Life after being convicted of leaking music online

By | Published on Wednesday 12 October 2011

Ryan Adams

We often hear about the lives of accused file-sharers through their court cases and subsequent appeals. However, it’s less common to hear about how things change for them, and their relationship with music, after their lives get back to normal.

The LA Times has spoken to Rob Thomas, the owner of a Ryan Adams message board, who was prosecuted in 2005, along with another fan, for leaking tracks from the singer songwriter’s ‘Jacksonville City Nights’ album ahead of its release. Thomas received 200 days probation and was briefly required to wear an electronic tag after pleading guilty to the charge.

Thomas explained: “The case ended with my co-defendant and I accepting a plea deal. We were originally charged with felony counts, but were able to plea it down to a misdemeanour. We both received two months of house arrest and two years of probation. I was able to have my ankle bracelet removed a few days early due to good behaviour, and my probation ended a few months ahead of schedule for the same reason. There was no restitution to be paid to the record label, as they were unable to prove that they suffered any monetary loss due to the leak of the four tracks”.

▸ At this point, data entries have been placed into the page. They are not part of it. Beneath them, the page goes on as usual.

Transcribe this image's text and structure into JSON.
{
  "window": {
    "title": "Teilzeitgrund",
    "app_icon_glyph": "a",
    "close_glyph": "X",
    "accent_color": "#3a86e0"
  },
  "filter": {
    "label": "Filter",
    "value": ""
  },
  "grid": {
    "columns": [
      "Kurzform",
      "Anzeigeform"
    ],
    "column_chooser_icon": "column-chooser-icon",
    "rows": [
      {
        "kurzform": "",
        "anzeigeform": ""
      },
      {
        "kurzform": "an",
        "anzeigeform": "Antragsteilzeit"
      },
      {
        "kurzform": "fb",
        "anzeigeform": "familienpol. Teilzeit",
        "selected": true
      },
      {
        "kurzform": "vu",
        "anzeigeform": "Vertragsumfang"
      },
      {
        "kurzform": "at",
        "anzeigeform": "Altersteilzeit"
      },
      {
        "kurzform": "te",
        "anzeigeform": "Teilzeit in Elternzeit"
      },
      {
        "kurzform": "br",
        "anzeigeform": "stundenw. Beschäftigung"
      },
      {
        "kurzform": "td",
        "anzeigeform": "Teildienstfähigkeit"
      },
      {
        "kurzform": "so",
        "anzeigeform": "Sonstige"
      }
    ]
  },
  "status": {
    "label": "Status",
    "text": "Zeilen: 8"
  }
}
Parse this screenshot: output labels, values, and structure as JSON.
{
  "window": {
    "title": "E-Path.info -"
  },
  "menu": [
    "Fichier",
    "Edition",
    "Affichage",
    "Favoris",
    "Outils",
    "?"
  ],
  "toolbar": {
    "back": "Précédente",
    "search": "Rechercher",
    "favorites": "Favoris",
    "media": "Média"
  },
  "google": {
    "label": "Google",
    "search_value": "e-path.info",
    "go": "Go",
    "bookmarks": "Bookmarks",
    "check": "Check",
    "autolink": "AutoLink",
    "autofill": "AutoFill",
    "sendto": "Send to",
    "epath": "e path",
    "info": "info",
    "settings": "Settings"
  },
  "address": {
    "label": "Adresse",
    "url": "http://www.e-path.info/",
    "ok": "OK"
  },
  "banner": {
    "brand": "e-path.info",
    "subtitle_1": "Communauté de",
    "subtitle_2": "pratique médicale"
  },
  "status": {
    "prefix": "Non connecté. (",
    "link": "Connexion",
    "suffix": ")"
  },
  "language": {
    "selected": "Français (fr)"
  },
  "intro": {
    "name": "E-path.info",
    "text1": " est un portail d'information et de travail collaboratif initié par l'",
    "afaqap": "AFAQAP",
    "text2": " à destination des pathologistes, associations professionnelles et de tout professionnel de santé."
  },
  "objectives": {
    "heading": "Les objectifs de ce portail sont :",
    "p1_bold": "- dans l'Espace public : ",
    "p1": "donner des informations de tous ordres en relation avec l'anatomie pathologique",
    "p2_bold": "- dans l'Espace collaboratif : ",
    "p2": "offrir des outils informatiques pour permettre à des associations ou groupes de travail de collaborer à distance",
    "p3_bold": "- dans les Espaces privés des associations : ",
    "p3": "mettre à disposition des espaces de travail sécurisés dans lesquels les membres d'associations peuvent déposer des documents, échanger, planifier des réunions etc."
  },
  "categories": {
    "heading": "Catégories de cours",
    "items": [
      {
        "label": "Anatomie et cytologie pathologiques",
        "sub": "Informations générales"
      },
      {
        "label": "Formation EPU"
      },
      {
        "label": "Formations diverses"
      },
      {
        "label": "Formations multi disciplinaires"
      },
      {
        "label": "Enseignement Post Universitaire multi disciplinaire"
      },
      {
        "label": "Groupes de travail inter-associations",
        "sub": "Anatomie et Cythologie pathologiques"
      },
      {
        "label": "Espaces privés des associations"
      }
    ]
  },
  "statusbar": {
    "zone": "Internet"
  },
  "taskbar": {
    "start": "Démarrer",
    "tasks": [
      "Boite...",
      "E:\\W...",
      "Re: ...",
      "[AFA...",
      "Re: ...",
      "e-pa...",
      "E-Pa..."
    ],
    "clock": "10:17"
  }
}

Despite this, Thomas still runs his Adams fansite. Asked how he feels about the singer these days, he said: “It was quite hard to listen to his music for awhile after the case. I had shut the board down while everything was happening, and wasn’t sure if I was ever going to bring it back. After everything was resolved, I decided to bring the site back, as I missed the community that was created there … As of today, I have no problem listening to Ryan’s music. It has all been put behind me, for the most part. I treat him the same as any other artist that I listen to … He has since contacted me explaining that he did everything he could to get the charges dropped, but that it was out of his hands. Whether that is true or not, I’ll never know for sure”.

Read the full interview here.